prism.did.mactime is the lower 32 bits of some microsecond-resolution MAC-layer timer; I suspect it's the timer for the Time Synchronization Function of IEEE 802.11, but I don't know for certain. Unlike frame.time_epoch, it does not represent a date and time.

answered 16 Sep '14, 17:37

Guy%20Harris's gravatar image

Guy Harris ♦♦
accept rate: 19%

By capture mechanism is it meant that the machine on which capture was initiated or where wireshark is capturing? Also, is mactime dependent on NIC card? Is there any official documentation which covers all possible details of these? Thanks for help.

(16 Sep '14, 18:17) dheryta

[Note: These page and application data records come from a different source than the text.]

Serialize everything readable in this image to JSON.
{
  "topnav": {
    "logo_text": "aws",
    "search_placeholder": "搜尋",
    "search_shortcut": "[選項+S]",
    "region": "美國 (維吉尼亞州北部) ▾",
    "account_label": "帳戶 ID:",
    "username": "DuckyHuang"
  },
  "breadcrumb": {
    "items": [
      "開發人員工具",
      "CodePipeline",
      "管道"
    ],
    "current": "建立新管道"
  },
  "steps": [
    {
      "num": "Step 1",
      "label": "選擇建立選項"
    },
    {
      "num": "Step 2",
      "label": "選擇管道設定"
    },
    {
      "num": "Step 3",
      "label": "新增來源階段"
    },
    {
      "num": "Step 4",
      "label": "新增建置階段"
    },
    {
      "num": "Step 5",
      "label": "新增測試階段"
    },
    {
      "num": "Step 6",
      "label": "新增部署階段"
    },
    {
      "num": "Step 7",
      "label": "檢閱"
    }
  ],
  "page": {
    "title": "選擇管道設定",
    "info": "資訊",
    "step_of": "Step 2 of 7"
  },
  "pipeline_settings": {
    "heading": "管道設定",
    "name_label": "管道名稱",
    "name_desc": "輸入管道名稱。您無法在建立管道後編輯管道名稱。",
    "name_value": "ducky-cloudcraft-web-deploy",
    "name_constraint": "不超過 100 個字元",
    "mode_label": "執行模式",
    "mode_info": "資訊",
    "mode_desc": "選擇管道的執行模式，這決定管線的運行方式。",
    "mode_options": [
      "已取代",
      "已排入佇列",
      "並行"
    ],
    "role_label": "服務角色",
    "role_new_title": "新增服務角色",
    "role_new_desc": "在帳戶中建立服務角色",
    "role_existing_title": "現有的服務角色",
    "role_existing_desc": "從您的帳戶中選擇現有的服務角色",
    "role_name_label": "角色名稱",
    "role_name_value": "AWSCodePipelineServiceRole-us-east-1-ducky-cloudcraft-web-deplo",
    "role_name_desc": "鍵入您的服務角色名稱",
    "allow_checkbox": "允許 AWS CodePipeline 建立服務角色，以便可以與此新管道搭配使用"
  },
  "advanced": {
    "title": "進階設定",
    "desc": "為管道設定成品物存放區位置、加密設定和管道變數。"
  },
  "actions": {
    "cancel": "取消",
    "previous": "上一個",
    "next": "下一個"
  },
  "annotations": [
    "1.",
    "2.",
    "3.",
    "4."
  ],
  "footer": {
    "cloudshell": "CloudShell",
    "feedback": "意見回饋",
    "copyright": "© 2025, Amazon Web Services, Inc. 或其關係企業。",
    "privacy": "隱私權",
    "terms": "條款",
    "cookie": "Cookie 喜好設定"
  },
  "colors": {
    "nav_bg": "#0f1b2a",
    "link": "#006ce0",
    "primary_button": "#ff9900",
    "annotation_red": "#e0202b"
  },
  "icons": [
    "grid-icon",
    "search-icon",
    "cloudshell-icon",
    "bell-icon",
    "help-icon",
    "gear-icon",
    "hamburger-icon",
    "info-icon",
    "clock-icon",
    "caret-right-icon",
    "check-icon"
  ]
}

The capture mechanism is the mechanism that the program that does the packet capture uses - for example:

  • PF_PACKET sockets (and the rest of the network code path) on Linux
  • BPF on OS X and *BSD and Solaris 11;
  • WinPcap on WIndows;

etc.. What's the difference between "the machine on which capture was initiated" or "the machine ... where Wireshark is capturing"?

mactime is supplied by the NIC, so its meaning, in theory, depends on the NIC and the driver. The NICs and drivers might use the TSFT time stamp, but that timer's absolute value has no significance.

No, there is no official documentation on either of those topics.

(16 Sep '14, 18:46) Guy Harris ♦♦